South Africa leg-spinner Imran Tahir has claimed that he and his family was humiliated at the Pakistan High Commission in Birmingham when he went there to acquire the visa to travel to Pakistan for the World XI series later this month. "Me with my family were humiliated & expelled from Pak High Commission earlier today when I went to get visa to play for WorldXI in Pakistan," Tahir wrote on Twitter.
"I have undergone a very unfortunate situation in the Pakistani Consulate Birmingham today. I had visited Consulate to secure our Pakistani visas with my family members. After going through the painful trauma of waiting for long 5 hours I was expelled by the staff explaining that the office hours are over and they are closing the Consulate. It was only after the intervention of High Commissioner Ibn e Abbas who instructed the staff that we were issued visas. It's an irony that being Pakistani origin South African Cricketer and intended to play in World XI was treated so miserably. Hats off to High Commissioner Ibn e Abbas who rescued me," he added.
Me with my family were humiliated & expelled from Pak High Commission earlier today when I went to get visa to play for WorldXI in Pakistan pic.twitter.com/VByiqV4oFh— Imran Tahir (@ImranTahirSA) September 4, 2017

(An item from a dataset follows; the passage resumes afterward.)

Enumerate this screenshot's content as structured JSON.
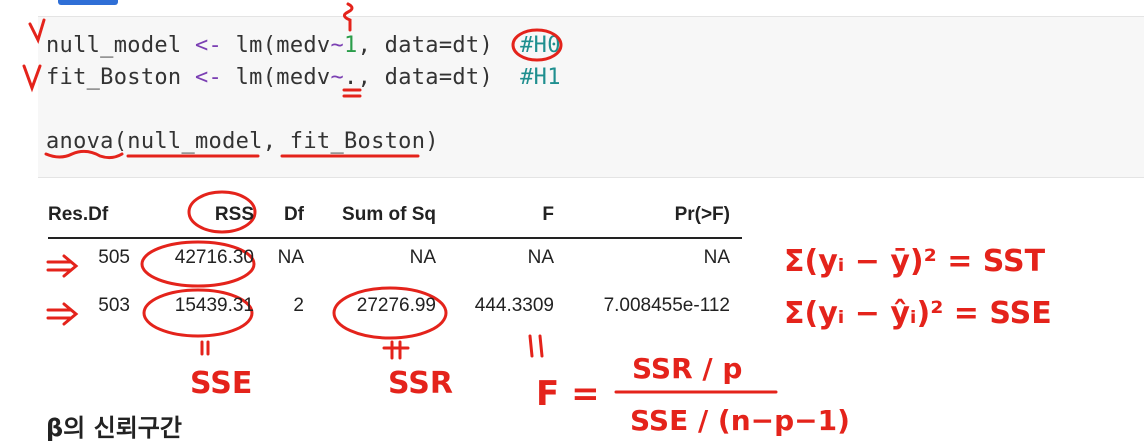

The 38-year-old Lahore born Tahir moved to the United Kingdom for the love of a woman. However, it is in South Africa where he met his wife and established himself as one of the best limited-overs leg-spinners in the world.
I'm happy to announce this is my official Twitter account. I welcome you all! pic.twitter.com/UISy2kogM7— Imran Tahir (@ImranTahirSA) September 5, 2017
Meanwhile, Paistan's Minister for Interior Ahsan Iqbal took note of Tahir's complaint and assured investigation and action.
Imran sorry to read your post. We will have this investigated and action will be taken against those responsible.— Ahsan Iqbal (@betterpakistan) September 5, 2017
Last month, Tahir along with his South African teammates Faf du Plessis, Hashim Amla, Morne Morkel and David Miller were named in the World XI team to play a three-match Twenty20 series against Pakistan in Lahore in September.
The series is aimed at reviving international cricket in Pakistan, which has hosted just Zimbabwe and Afghanistan over the last eight years since terrorists attacked the Sri Lanka cricket team bus in Lahore in 2009. The squad will arrive in Lahore on September 11 after a two-day camp in Dubai under the coaching of Andy Flower. The three matches will be played at the Gaddafi Stadium on September 12, 13 and 15.
Over the years the PCB has been trying hard to convince foreign teams to tour Pakistan. It showcased stringent security arrangements when it successfully hosted the final of its premier domestic T20 tournament - also in Lahore in March in which former West Indies captain Sammy and Marlon Samuels also participated.
The series against a World XI has been given international Twenty20 status by the International Cricket Council, which formed a Pakistan Task Team under its director Giles Clarke in 2009.